Email this ArticlePrint This Page


  • Multi-Systemic Therapy, or MST, an intensive approach to treatment, shows high rates of success.
  • MST therapy teams have small caseloads and work closely with the whole family, contacting them almost daily.
  • Payment for MST frequently comes from social service or juvenile justice agencies or through public funding.

The Multisystemic Therapy Model for Outpatient Treatment

Multisystemic Therapy (MST) is widely considered one of the most effective forms of treatment for adolescent problem behaviors. This therapeutic approach uses an intensive, home-based model to reduce barriers that keep families from getting services. A practical and goal-oriented treatment, MST specifically targets the factors in each youth's social group and environment that contribute to his or her antisocial and/or drug-using behavior. It tries to address many different parts of the adolescent's life and relationships that may be related to their drug use and other problem behaviors. MST therapists:

  • have small caseloads of four to six families at a time
  • work as a team; are available 24 hours a day, 7 days a week
  • provide services at times convenient to the family

The average treatment involves about 60 hours of contact during a 4-month period. A family with an MST therapist should expect that the therapist will:

  • help the parents improve their parenting skills by identifying and building on things the family already does well and helping them learn new ways to parent their adolescent.
  • help the family find people in their community who can be helpful to them (e.g., extended family, neighbors, friends, church members)
  • help the family figure out ways to address other problems in their lives (e.g., parental substance use, high stress, poor relationships between partners).
  • have almost daily contact with the family (several weekly therapy sessions and several phone contacts) travel to the family home or meet the family in the community so that therapy is convenient for the family.
  • be available (or have one of their therapy teammates available) by pager and/or cell phone 24 hours a day, 7 days a week so that the family and adolescent will have the opportunity to get advice from the therapist when situations arise

The therapist will help the family figure out the things that need to change and make a plan for making changes, but the family will be expected to try to do assignments at home and make changes on a daily basis so that changes can happen as quickly as possible. Funding for MST frequently comes from social services agencies, juvenile justice agencies, Medicaid or mental health funds; there is not typically a cost to the family to participate.

MST has licensed agencies in over 30 states and in several countries. As a result, MST is now provided to more than 12,000 families annually. To find a licensed MST program in your state, go to www.mstservices.com/text/licensed_agencies.htm.

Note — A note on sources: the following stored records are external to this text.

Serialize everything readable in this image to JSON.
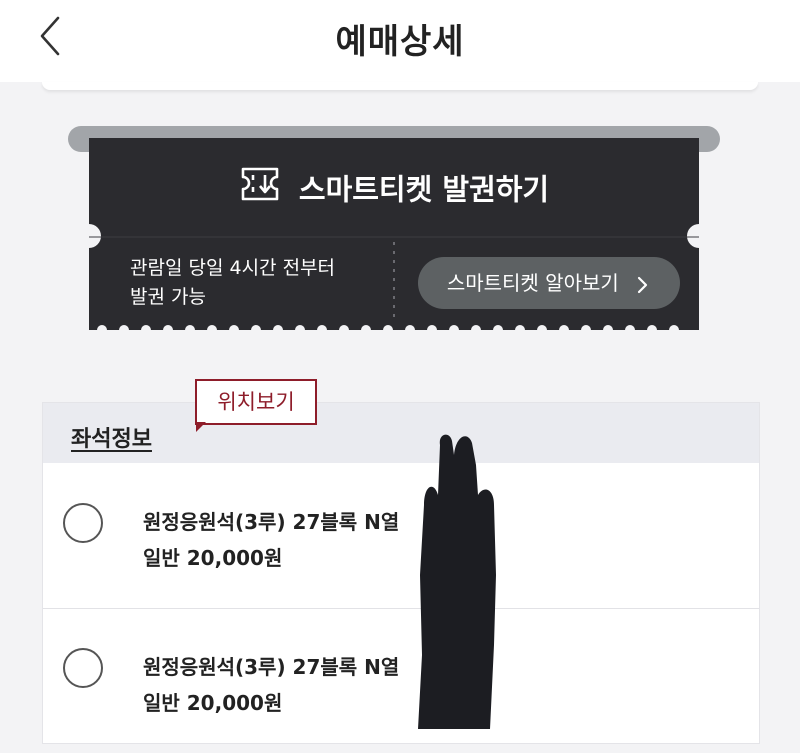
{
  "header": {
    "title": "예매상세",
    "back_icon": "chevron-left-icon"
  },
  "ticket": {
    "title": "스마트티켓 발권하기",
    "icon": "smart-ticket-icon",
    "note_line1": "관람일 당일 4시간 전부터",
    "note_line2": "발권 가능",
    "learn_button": "스마트티켓 알아보기",
    "learn_icon": "chevron-right-icon",
    "colors": {
      "ticket_bg": "#2b2b2f",
      "button_bg": "#5d6163",
      "roller": "#a2a5a9"
    }
  },
  "seat_section": {
    "header_label": "좌석정보",
    "tooltip": "위치보기",
    "tooltip_color": "#8e1d2a",
    "seats": [
      {
        "name": "원정응원석(3루) 27블록 N열",
        "price": "일반 20,000원"
      },
      {
        "name": "원정응원석(3루) 27블록 N열",
        "price": "일반 20,000원"
      }
    ]
  }
}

If MST is not available in your community, you can investigate other substance treatment programs in your state by searching www.drugstrategies.org or http://findtreatment.samhsa.gov.

To find detailed articles/readings about the MST model and its demonstrated effectiveness, go to www.musc.edu/psychiatry/research/fsrc/pubs.htm.